Traditional funerals often involve a motorcade, lots of flowers, an expensive coffin, and services with hundreds of people, all of whom used a lot of time, money and energy to get there. But many people are now wondering whether this use of resources is beneficial. All they want is a simple funeral that also takes care of the planet.
That’s where “green” funerals come in. These attempt to reduce the impact of ceremonies on the environment through various methods, depending on the funeral director.
As you might expect, green funerals are naturally no-frills compared to traditional ceremonies. They may eschew traditional items, such as flowers, reducing costs even further.
Figures reveal that people are more interested in green funerals than ever before – both individuals and cemeteries are reporting increasing demand. So, exactly what is a green funeral? Let’s find out.
Green Burials: The Specifics
Green burials tend to forgo embalming and concrete vaults and, instead, embrace more natural methods. Mourners can make decisions at every step to minimise their carbon footprint, eliminate waste and reduce the impact on the local environment.
Funeral directors leave it up to customers to determine how green they want their funerals to be. For example, flowers are worth it for some, but for others, they aren’t.
Why Do People Get Green Funerals?
Green burials offer many benefits, which explains in part why they are becoming increasingly popular. At present, there are three main reasons why people choose a green funeral over a traditional one. Let’s explore these in more depth:
The first reason is the cost. Embalming and coffin fees can be high. It’s not uncommon for families to spend in excess of £5,000 on these items. But with green funerals, you can often replace these with eco-friendly options or scrap them entirely, reducing the cost further.

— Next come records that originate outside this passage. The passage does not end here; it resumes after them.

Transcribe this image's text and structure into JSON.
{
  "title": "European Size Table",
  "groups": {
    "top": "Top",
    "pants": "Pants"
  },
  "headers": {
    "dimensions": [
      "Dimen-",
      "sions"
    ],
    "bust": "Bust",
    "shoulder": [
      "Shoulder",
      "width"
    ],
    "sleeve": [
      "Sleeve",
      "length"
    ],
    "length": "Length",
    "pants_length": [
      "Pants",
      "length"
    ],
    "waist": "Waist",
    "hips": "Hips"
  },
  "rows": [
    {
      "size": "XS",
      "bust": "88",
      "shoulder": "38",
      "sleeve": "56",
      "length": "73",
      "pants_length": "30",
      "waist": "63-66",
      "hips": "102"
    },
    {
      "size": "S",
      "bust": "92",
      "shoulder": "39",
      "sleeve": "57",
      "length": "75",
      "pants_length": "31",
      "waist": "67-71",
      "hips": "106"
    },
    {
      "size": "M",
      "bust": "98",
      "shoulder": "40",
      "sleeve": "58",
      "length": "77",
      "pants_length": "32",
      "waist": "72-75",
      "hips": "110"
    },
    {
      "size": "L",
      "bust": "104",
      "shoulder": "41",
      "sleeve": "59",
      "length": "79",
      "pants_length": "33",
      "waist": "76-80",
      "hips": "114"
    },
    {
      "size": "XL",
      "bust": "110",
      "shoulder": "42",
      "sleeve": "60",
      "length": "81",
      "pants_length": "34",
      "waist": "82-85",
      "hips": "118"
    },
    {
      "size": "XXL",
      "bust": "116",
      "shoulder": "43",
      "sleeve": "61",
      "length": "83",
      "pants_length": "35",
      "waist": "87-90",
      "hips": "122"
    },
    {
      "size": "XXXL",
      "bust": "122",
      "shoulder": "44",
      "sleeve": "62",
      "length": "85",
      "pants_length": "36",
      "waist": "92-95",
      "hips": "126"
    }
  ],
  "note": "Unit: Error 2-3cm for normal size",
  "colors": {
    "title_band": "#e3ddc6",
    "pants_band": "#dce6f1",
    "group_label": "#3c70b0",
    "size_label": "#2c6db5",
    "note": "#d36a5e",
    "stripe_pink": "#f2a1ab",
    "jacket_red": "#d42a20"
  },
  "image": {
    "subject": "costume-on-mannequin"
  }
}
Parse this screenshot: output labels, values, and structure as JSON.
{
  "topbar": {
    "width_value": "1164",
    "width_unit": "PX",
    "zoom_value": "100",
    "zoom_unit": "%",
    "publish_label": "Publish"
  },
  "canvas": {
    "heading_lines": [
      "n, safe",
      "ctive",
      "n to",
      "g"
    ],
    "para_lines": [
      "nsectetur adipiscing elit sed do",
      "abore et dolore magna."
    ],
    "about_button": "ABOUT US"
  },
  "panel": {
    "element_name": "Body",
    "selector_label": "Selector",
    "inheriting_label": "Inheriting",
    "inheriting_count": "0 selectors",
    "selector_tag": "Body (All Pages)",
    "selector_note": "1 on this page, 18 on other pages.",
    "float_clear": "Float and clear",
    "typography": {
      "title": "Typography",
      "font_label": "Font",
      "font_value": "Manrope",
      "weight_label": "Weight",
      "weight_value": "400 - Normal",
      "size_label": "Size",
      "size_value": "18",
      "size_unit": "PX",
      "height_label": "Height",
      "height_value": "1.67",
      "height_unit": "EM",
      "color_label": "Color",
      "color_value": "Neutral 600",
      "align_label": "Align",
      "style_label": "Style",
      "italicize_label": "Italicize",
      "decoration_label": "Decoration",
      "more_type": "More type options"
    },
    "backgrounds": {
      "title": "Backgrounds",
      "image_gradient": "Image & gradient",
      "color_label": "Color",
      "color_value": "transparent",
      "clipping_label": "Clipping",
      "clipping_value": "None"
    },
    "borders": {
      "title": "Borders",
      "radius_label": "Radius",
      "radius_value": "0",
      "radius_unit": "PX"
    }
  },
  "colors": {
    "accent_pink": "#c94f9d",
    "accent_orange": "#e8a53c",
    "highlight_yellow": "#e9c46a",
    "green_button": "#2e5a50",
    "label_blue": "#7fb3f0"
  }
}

Second, people get green burials to reduce their environmental impact. They don’t like the idea that their actions could harm nature after they are gone, so they make arrangements to prevent it.
Lastly, there is the legacy that green funerals offer. Once people are buried in nature, it becomes consecrated grounds. Therefore, it is unlikely to see any building development, helping to protect the environment. It can be a wonderful conservation method.
Don’t All Bodies Require Embalming After Death?
Embalming is a central element in traditional funerals. And for many people, it seems necessary for public health. The chemical process preserves the body, preventing it from decaying in the first few weeks after death.
However, that’s not actually true. The main reason for the procedure is to make the body look as it appeared at the moment of death for the benefit of the mourners, particularly if the body is lying in state. Funeral directors use the technique to prevent bad smells and eliminate the risk of visible decay which some people might find distressing.
However, with green funerals, you can avoid this step. Most green funerals use cremation because it saves on wood, steel and concrete. And because of this, embalming isn’t necessary, particularly if the body is processed quickly.
Green burials are becoming a fast-growing movement. People want to minimise resource use and protect the planet for future generations to enjoy.
If you’d like a green funeral in the event of your death, Stockman & Loram can help you make all the arrangements in advance with a pre-paid funeral plan. Alternatively, if your recently deceased loved one requested an eco-friendly funeral or you believe it’s what they would have wanted, our green funeral services can help bring this to fruition. Get in touch today to discuss the options on offer.